More associates at large law firms are happier with their jobs today than at any time in the last decade. No, seriously.
That’s the word, anyway, from American Lawyer based on an annual survey of midlevel associates at large law firms. “Job satisfaction among third-, fourth-, and fifth-year associates at large U.S. law firms hit new highs last year,” AmLaw reports. The legal trade publication based this year’s upbeat findings on responses from 5,683 attorneys at 134 firms.
Happy law firm associates? That contradicts practically everything one hears and reads on employment attitudes in Big Law. For one comprehensive treatment of misery at the bar, dip into The Lawyer Bubble: A Profession in Crisis, a recent, cringe-inducing book by Steven Harper, a former partner at Kirkland & Ellis, the Chicago-based megafirm. For another grim perspective, check out this broader survey by the online jobs website CareerBliss, which found that law firm associates are “the unhappiest of all” job categories (followed closely by customer service reps and all-purpose clerks). CareerBliss based its findings on more than 65,000 “employee-generated reviews,” a bigger pool than AmLaw’s.

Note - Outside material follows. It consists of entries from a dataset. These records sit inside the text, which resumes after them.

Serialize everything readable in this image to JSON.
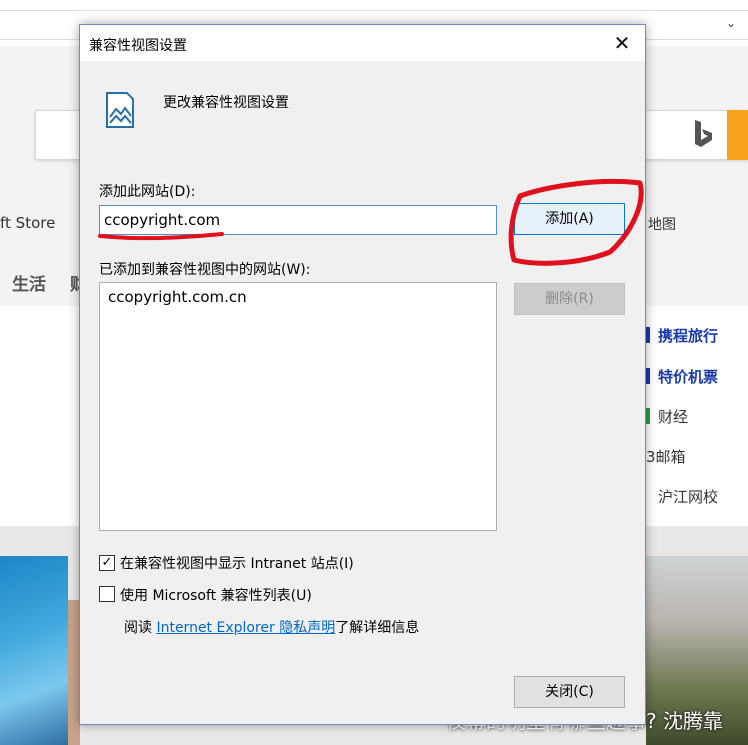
{
  "background": {
    "store_text": "ft Store",
    "map_text": "地图",
    "life_tab": "生活",
    "life_tab2": "财",
    "side_links": [
      {
        "label": "携程旅行",
        "style": "bold",
        "mark_color": "#1a3aa8"
      },
      {
        "label": "特价机票",
        "style": "bold",
        "mark_color": "#1a3aa8"
      },
      {
        "label": "财经",
        "style": "plain",
        "mark_color": "#2f9a4c"
      },
      {
        "label": "3邮箱",
        "style": "plain",
        "mark_color": ""
      },
      {
        "label": "沪江网校",
        "style": "plain",
        "mark_color": ""
      }
    ],
    "photo_caption": "夜幕的明星有哪些趣事? 沈腾靠"
  },
  "dialog": {
    "title": "兼容性视图设置",
    "header": "更改兼容性视图设置",
    "add_label": "添加此网站(D):",
    "add_value": "ccopyright.com",
    "add_button": "添加(A)",
    "list_label": "已添加到兼容性视图中的网站(W):",
    "sites": [
      "ccopyright.com.cn"
    ],
    "remove_button": "删除(R)",
    "intranet_label": "在兼容性视图中显示 Intranet 站点(I)",
    "intranet_checked": "✓",
    "mslist_label": "使用 Microsoft 兼容性列表(U)",
    "read_prefix": "阅读 ",
    "privacy_link": "Internet Explorer 隐私声明",
    "read_suffix": "了解详细信息",
    "close_button": "关闭(C)"
  },
  "colors": {
    "annotation": "#e0101c",
    "accent": "#0078d7",
    "link": "#0066cc"
  }
}
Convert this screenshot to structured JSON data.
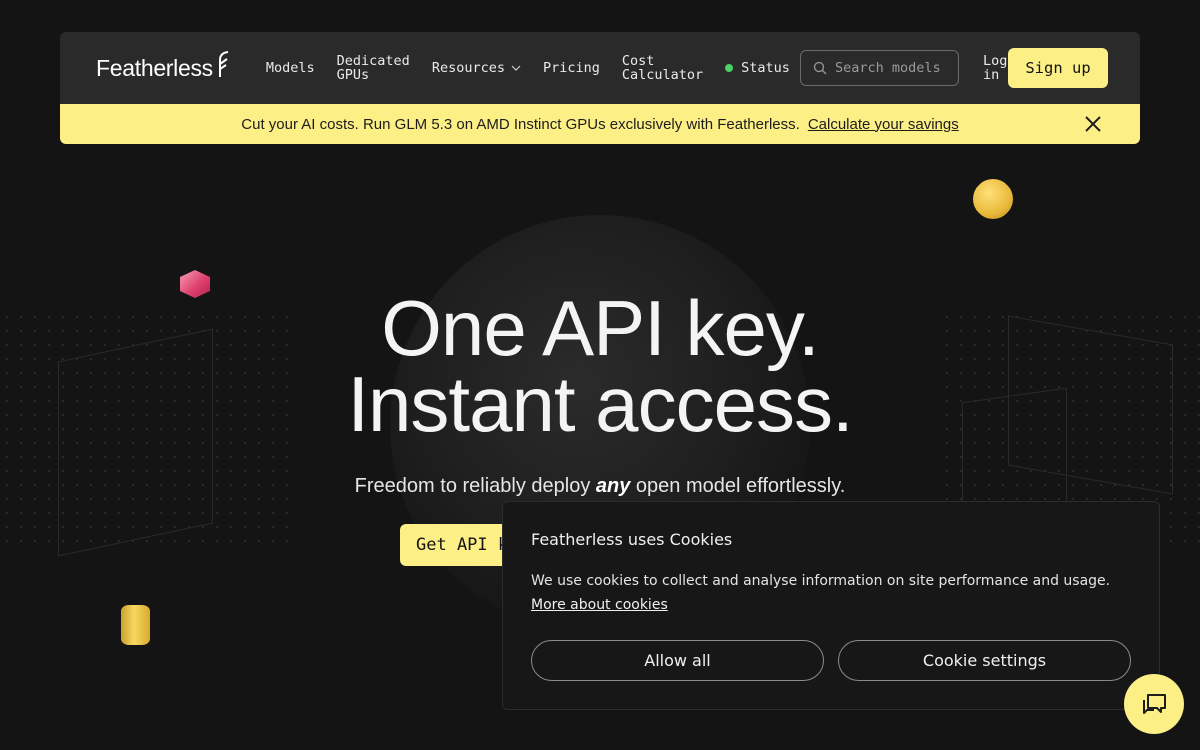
{
  "brand": {
    "name": "Featherless",
    "logo_icon": "feather-f-icon"
  },
  "nav": {
    "links": [
      {
        "label": "Models"
      },
      {
        "label_line1": "Dedicated",
        "label_line2": "GPUs"
      },
      {
        "label": "Resources",
        "icon": "chevron-down-icon"
      },
      {
        "label": "Pricing"
      },
      {
        "label_line1": "Cost",
        "label_line2": "Calculator"
      }
    ],
    "status_label": "Status",
    "status_color": "#4ed164",
    "search_placeholder": "Search models",
    "login_line1": "Log",
    "login_line2": "in",
    "signup_label": "Sign up"
  },
  "banner": {
    "text": "Cut your AI costs. Run GLM 5.3 on AMD Instinct GPUs exclusively with Featherless.",
    "link_label": "Calculate your savings",
    "background": "#fcef86"
  },
  "hero": {
    "title_line1": "One API key.",
    "title_line2": "Instant access.",
    "subtitle_before": "Freedom to reliably deploy ",
    "subtitle_emphasis": "any",
    "subtitle_after": " open model effortlessly.",
    "cta_label": "Get API k"
  },
  "cookie": {
    "title": "Featherless uses Cookies",
    "body": "We use cookies to collect and analyse information on site performance and usage.",
    "link_label": "More about cookies",
    "allow_label": "Allow all",
    "settings_label": "Cookie settings"
  },
  "chat": {
    "icon": "chat-bubbles-icon"
  }
}
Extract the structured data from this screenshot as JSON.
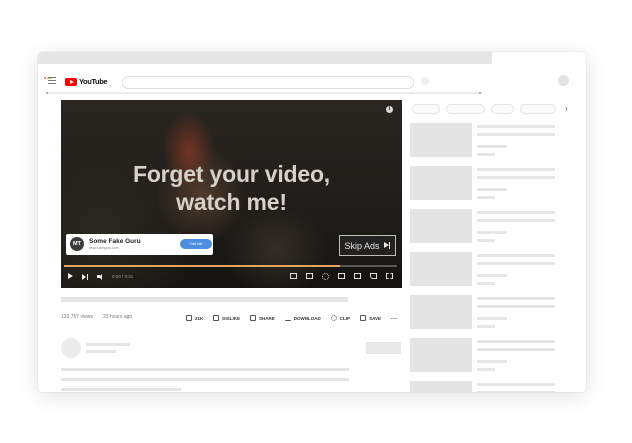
{
  "brand": {
    "name": "YouTube",
    "red": "#ff0000"
  },
  "window_dots": [
    "#ff5f57",
    "#febc2e",
    "#28c840"
  ],
  "player": {
    "headline_line1": "Forget your video,",
    "headline_line2": "watch me!",
    "info_icon": "i",
    "ad": {
      "avatar_initials": "MT",
      "advertiser_name": "Some Fake Guru",
      "advertiser_url": "www.fakeguru.com",
      "cta_label": "Visit site"
    },
    "skip_label": "Skip Ads",
    "progress": 0.83,
    "progress_color": "#e4a45c",
    "time": "0:00 / 0:31"
  },
  "video_meta": {
    "views": "133,757 views",
    "age": "23 hours ago"
  },
  "actions": {
    "like_count": "21K",
    "dislike_label": "DISLIKE",
    "share_label": "SHARE",
    "download_label": "DOWNLOAD",
    "clip_label": "CLIP",
    "save_label": "SAVE",
    "more_label": "..."
  },
  "icons": {
    "hamburger": "menu-icon",
    "like": "thumbs-up-icon",
    "dislike": "thumbs-down-icon",
    "share": "share-icon",
    "download": "download-icon",
    "clip": "scissors-icon",
    "save": "playlist-add-icon"
  },
  "chevron": "›"
}
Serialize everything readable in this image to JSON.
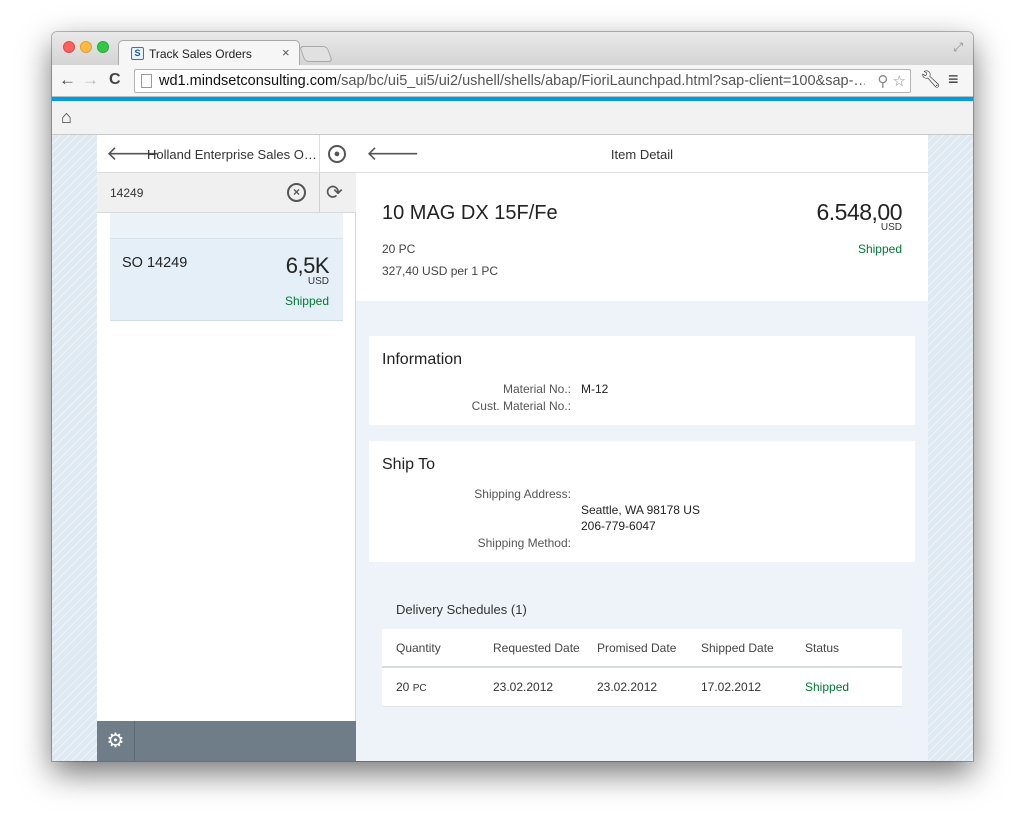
{
  "browser": {
    "tab_title": "Track Sales Orders",
    "tab_close": "×",
    "url_host": "wd1.mindsetconsulting.com",
    "url_path": "/sap/bc/ui5_ui5/ui2/ushell/shells/abap/FioriLaunchpad.html?sap-client=100&sap-…"
  },
  "master": {
    "title": "Holland Enterprise Sales Or…",
    "search_value": "14249",
    "list_items": [
      {
        "title": "SO 14249",
        "number": "6,5K",
        "unit": "USD",
        "status": "Shipped"
      }
    ]
  },
  "detail": {
    "title": "Item Detail",
    "object": {
      "title": "10 MAG DX 15F/Fe",
      "number": "6.548,00",
      "unit": "USD",
      "status": "Shipped",
      "quantity": "20 PC",
      "price": "327,40 USD per 1 PC"
    },
    "information": {
      "title": "Information",
      "material_label": "Material No.:",
      "material_value": "M-12",
      "cust_material_label": "Cust. Material No.:",
      "cust_material_value": ""
    },
    "ship_to": {
      "title": "Ship To",
      "address_label": "Shipping Address:",
      "address_line1": "Seattle, WA 98178 US",
      "address_line2": "206-779-6047",
      "method_label": "Shipping Method:",
      "method_value": ""
    },
    "delivery": {
      "title": "Delivery Schedules (1)",
      "columns": [
        "Quantity",
        "Requested Date",
        "Promised Date",
        "Shipped Date",
        "Status"
      ],
      "rows": [
        {
          "qty": "20",
          "qty_unit": "PC",
          "requested": "23.02.2012",
          "promised": "23.02.2012",
          "shipped": "17.02.2012",
          "status": "Shipped"
        }
      ]
    }
  },
  "colors": {
    "accent": "#009de0",
    "positive": "#007833",
    "footer": "#6f7d88"
  }
}
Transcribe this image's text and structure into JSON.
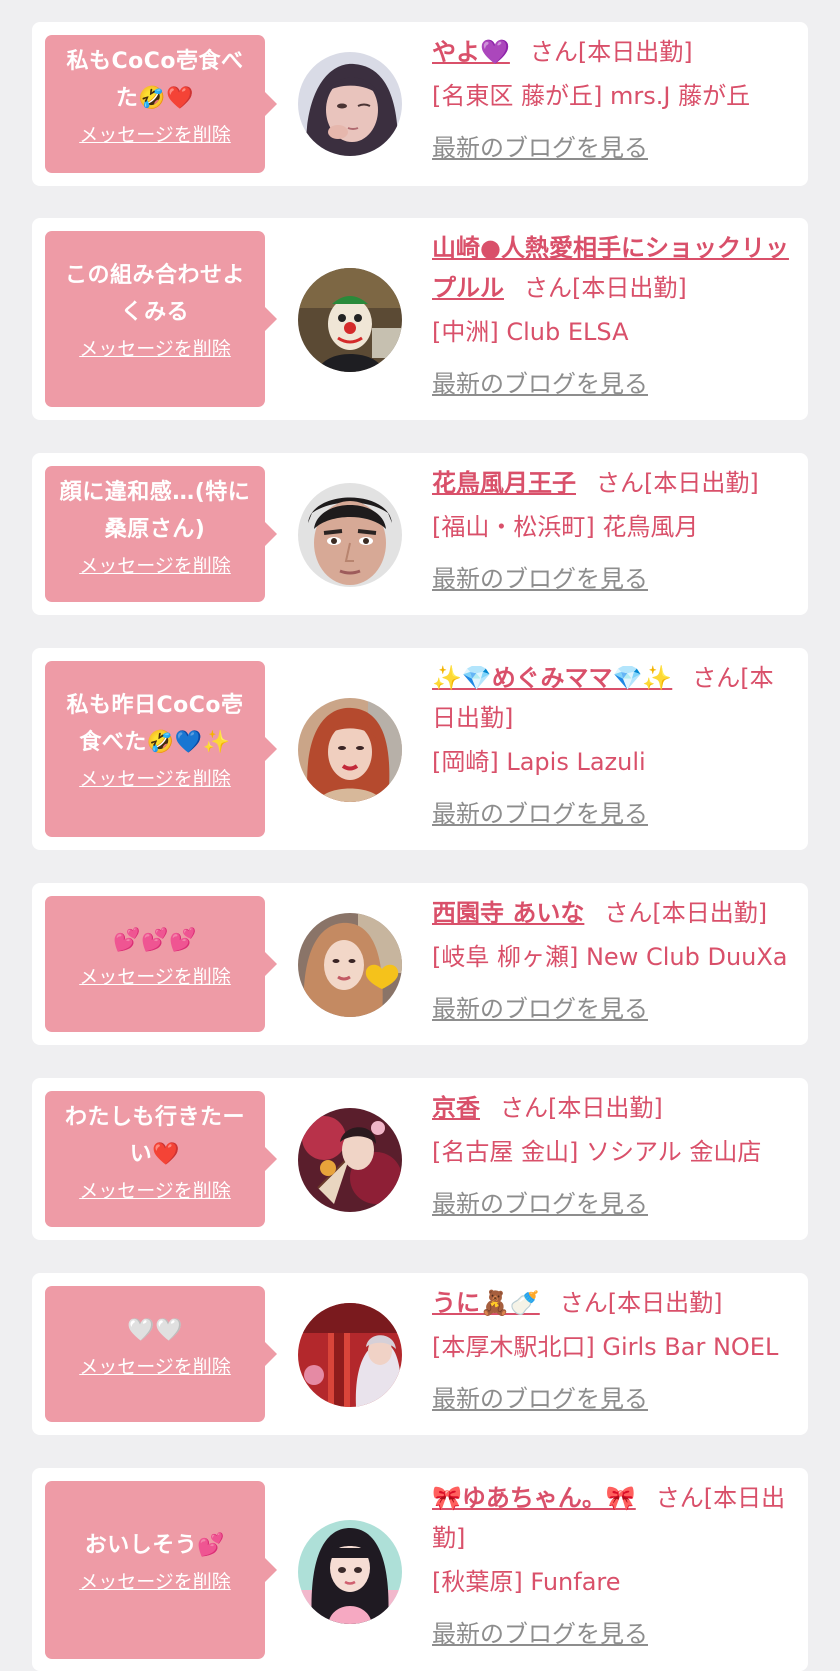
{
  "delete_label": "メッセージを削除",
  "blog_label": "最新のブログを見る",
  "colors": {
    "page_background": "#efeff1",
    "bubble": "#ee9ba6",
    "accent_text": "#d9506a",
    "link_gray": "#8d8d8d"
  },
  "messages": [
    {
      "bubble_lines": [
        "私もCoCo壱食べ",
        "た🤣❤️"
      ],
      "name": "やよ💜",
      "suffix": "さん[本日出勤]",
      "shop": "[名東区 藤が丘] mrs.J 藤が丘",
      "avatar_icon": "portrait-woman-dark-hair"
    },
    {
      "bubble_lines": [
        "この組み合わせよ",
        "くみる"
      ],
      "name": "山崎●人熱愛相手にショックリップルル",
      "suffix": "さん[本日出勤]",
      "shop": "[中洲] Club ELSA",
      "avatar_icon": "portrait-clown-mask"
    },
    {
      "bubble_lines": [
        "顔に違和感…(特に",
        "桑原さん)"
      ],
      "name": "花鳥風月王子",
      "suffix": "さん[本日出勤]",
      "shop": "[福山・松浜町] 花鳥風月",
      "avatar_icon": "portrait-man-face"
    },
    {
      "bubble_lines": [
        "私も昨日CoCo壱",
        "食べた🤣💙✨"
      ],
      "name": "✨💎めぐみママ💎✨",
      "suffix": "さん[本日出勤]",
      "shop": "[岡崎] Lapis Lazuli",
      "avatar_icon": "portrait-woman-red-hair"
    },
    {
      "bubble_lines": [
        "💕💕💕"
      ],
      "name": "西園寺 あいな",
      "suffix": "さん[本日出勤]",
      "shop": "[岐阜 柳ヶ瀬] New Club DuuXa",
      "avatar_icon": "portrait-woman-yellow-heart"
    },
    {
      "bubble_lines": [
        "わたしも行きたー",
        "い❤️"
      ],
      "name": "京香",
      "suffix": "さん[本日出勤]",
      "shop": "[名古屋 金山] ソシアル 金山店",
      "avatar_icon": "portrait-kimono-fan"
    },
    {
      "bubble_lines": [
        "🤍🤍"
      ],
      "name": "うに🧸🍼",
      "suffix": "さん[本日出勤]",
      "shop": "[本厚木駅北口] Girls Bar NOEL",
      "avatar_icon": "portrait-woman-red-interior"
    },
    {
      "bubble_lines": [
        "おいしそう💕"
      ],
      "name": "🎀ゆあちゃん。🎀",
      "suffix": "さん[本日出勤]",
      "shop": "[秋葉原] Funfare",
      "avatar_icon": "portrait-woman-pink-outfit"
    }
  ]
}
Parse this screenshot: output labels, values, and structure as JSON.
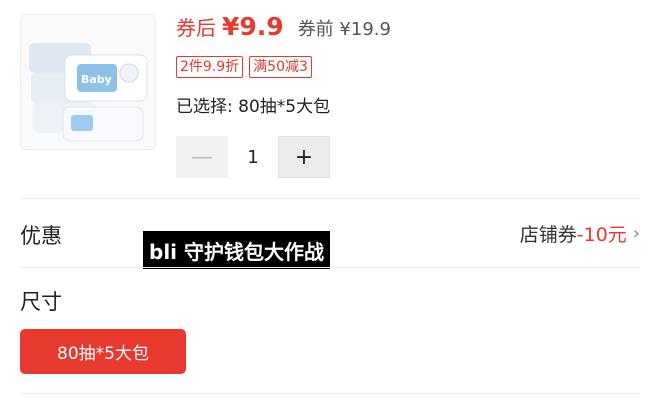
{
  "product": {
    "image_alt_icon": "wipes-package-image",
    "package_text": "Baby"
  },
  "price": {
    "after_label": "券后",
    "after_value": "¥9.9",
    "before_label": "券前",
    "before_value": "¥19.9"
  },
  "tags": [
    "2件9.9折",
    "满50减3"
  ],
  "selection": {
    "text": "已选择: 80抽*5大包"
  },
  "quantity": {
    "minus_icon": "minus-icon",
    "value": "1",
    "plus_icon": "plus-icon"
  },
  "discount": {
    "title": "优惠",
    "store_coupon_label": "店铺券",
    "coupon_amount": "-10元",
    "chevron_icon": "chevron-right-icon"
  },
  "overlay": {
    "text": "bli 守护钱包大作战"
  },
  "size": {
    "title": "尺寸",
    "options": [
      "80抽*5大包"
    ]
  },
  "colors": {
    "accent": "#e8392f",
    "divider": "#ededed"
  }
}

What could explain the discrepancy between the conclusions of the legal biz bible and everyone else? A cynic might speculate that a publication pitching itself exclusively to attorneys would bend over backwards to reassure younger members of its readership that they aren’t the wretches everyone assumes they are. We, however, will avoid crude cynicism.
“It could be that some firm leaders are beginning to take more seriously the importance of morale to employee performance,” Harper, the author and a retired big-time litigator, observes via e-mail. “To the extent that is happening, it’s encouraging.” He doubts that’s the whole story, though.
Now an adjunct professor at Northwestern University, Harper has a theory based on his observations of undergraduates and law students: ”Many young people are adjusting themselves to a ‘new normal,’ in which they are grateful to have any decent (or even tolerable) full-time job. For young lawyers, I think the point emerges from this key finding: ’10.1 percent of men saw themselves as equity partners in five years at their current firm versus just 6.5 percent of women.’” Even the otherwise ebullient AmLaw concedes that “the low numbers … are noteworthy.”
“Midlevel associates at big firms,” Harper continues, “are realizing that their long-term career prospects for equity partnership are increasingly bleak, as senior partners in many firms pull up the ladder and tighten standards for equity partner admission. … [S]urviving associates feel relatively fortunate.”
Michael Trotter, a partner with the Taylor English Duma law firm in Atlanta and author of Declining Prospects: How Extraordinary Competition and Compensation Are Changing America’s Major Law Firms, agrees with Harper: “On a broader scale we may be witnessing a fundamental shift in the expectations and aspirations of midlevel associates,” he says. “More may be viewing their first firm as a stepping stone to a corporate law department or an alternative firm or smaller firm or a business opportunity. If they feel their current job will aid them in reaching their goals, they are likely to be relatively happy with it.”
If that sounds appealing, law school awaits.